How to pack a camera bag
Every amateur and pro photographer knows that preparation for your next shoot is key. Having the right equipment on hand and organized in the right way makes a huge difference when you’re out in the field and need to access your gear.
Decide what you’re going to take
The first step is of course to figure out what you’re going to take on your outing. Are you heading out for a couple of hours to take a few snaps in the city? Or are you heading away for a multi day expedition in the wilderness? The mission you’re going on will dictate what equipment you need which then in turn dictates which bag is best for you.
For a short excursion into the city with a single camera body and one or two lenses you could get away with a small cross body camera bag or a sling type camera bag.
For a multiday mission you’re going to need a lot more fire power and a bigger bag to carry your equipment. Choose the right sized bag accordingly.
Set up the bag
Once you’ve decided which bag you’re taking you need to get it set up for the mission ahead. Most camera bags will have adjustable dividers and inserts. These are generally fixed to the internal walls of the bag via Velcro – just pull them off and stick them back on in whatever configuration suits you best. Just make sure that all your precious bodies and lenses are snug, you don’t want your stuff rattling around, if your equipment is rattling around then wrap them up with some extra foam or a t shirt to keep your gear snug.
Get organized with packing cubes
An alternative to dividers is to utilize packing cubes – these are small ‘bags within a bag’ padded (and usually zipped) cubes. Fill the cubes up with your equipment then pack the cubes into the bags. This often offers an extra layer of protection as well, although it can slow down the time it takes to access your equipment, just bear that in mind.
It’s also possible to use camera equipment packing cubes as an alternative to a camera specific bag. Put your camera gear inside the cubes and then place the cubes in your every day rucksack. This can be a versatile option for many photographers. Check out the Langly Camera Cube as an option.
Utilize tripod straps
Some larger bags like the Langly Multi Globetrotter will have tripod straps on the outside of the bag. These straps are often found under the base of the bag – simply place the tripod at the base of the bag and tigten the straps and secure the quick release buckles to hold your tripod in place. The advantage of storing your tripod here in an external position is it saves space inside your bag. Just be careful when placing your bag down on the ground that the tripod doesn’t get scratched or damaged.
Don’t forget about the extras
But don’t forget the other essentials to help you get the best out of your photography mission and organize and protect your equipment. This includes:
What about packing non-camera gear?

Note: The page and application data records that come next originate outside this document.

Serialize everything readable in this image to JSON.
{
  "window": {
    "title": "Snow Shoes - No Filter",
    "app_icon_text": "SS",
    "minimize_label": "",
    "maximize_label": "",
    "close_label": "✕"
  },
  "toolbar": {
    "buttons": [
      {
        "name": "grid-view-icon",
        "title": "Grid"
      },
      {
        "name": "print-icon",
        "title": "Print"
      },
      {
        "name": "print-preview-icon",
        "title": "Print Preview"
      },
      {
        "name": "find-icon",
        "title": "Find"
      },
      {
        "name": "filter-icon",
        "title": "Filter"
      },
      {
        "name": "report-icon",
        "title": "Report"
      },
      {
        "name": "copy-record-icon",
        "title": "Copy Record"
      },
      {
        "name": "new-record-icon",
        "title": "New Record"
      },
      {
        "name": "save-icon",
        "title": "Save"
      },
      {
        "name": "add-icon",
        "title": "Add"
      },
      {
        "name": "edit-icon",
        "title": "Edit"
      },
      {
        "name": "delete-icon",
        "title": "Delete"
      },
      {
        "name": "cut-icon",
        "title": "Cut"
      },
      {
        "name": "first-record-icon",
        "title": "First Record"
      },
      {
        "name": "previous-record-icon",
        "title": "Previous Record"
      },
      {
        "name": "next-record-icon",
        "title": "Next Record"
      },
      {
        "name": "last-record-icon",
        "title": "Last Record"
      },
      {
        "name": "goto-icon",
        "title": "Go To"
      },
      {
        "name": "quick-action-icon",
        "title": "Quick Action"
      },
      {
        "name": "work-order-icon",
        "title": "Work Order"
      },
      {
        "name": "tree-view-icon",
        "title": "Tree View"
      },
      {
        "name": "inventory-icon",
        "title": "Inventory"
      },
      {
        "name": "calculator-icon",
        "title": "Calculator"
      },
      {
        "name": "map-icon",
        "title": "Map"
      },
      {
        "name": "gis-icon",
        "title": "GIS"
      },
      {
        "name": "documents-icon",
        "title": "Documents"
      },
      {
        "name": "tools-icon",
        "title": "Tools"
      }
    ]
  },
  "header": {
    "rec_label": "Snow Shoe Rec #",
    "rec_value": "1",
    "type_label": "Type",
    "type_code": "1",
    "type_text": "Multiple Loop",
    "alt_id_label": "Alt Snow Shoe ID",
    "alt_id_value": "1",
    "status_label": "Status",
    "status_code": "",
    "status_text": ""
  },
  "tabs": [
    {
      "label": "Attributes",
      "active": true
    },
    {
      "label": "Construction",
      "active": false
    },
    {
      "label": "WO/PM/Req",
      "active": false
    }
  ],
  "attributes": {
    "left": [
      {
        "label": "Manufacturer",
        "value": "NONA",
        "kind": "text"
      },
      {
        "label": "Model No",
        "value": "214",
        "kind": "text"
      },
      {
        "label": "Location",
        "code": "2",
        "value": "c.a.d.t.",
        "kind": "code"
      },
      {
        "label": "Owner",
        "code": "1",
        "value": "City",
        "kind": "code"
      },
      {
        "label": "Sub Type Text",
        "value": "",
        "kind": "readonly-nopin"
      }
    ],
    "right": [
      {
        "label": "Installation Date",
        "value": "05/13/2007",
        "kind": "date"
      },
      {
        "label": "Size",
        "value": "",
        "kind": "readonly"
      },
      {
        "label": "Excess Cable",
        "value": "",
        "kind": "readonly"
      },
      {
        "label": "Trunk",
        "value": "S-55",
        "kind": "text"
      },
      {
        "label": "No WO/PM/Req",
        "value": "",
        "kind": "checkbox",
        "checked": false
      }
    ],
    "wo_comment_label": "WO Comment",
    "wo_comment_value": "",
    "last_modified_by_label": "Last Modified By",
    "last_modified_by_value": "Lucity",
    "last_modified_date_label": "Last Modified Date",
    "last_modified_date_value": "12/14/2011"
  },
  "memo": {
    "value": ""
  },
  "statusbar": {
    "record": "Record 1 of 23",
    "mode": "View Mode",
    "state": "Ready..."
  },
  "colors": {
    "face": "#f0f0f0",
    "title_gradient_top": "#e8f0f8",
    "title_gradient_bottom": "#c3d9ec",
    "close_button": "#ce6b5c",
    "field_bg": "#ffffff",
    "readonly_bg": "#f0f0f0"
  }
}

Of course, there’s always stuff you need to take with you. This could include:
- Food - keep it in an air tight container to avoid spillage
- Water – often best to keep your water bottle in an external pocket for quick access
- Clothes – can be used as extra padding inside your bag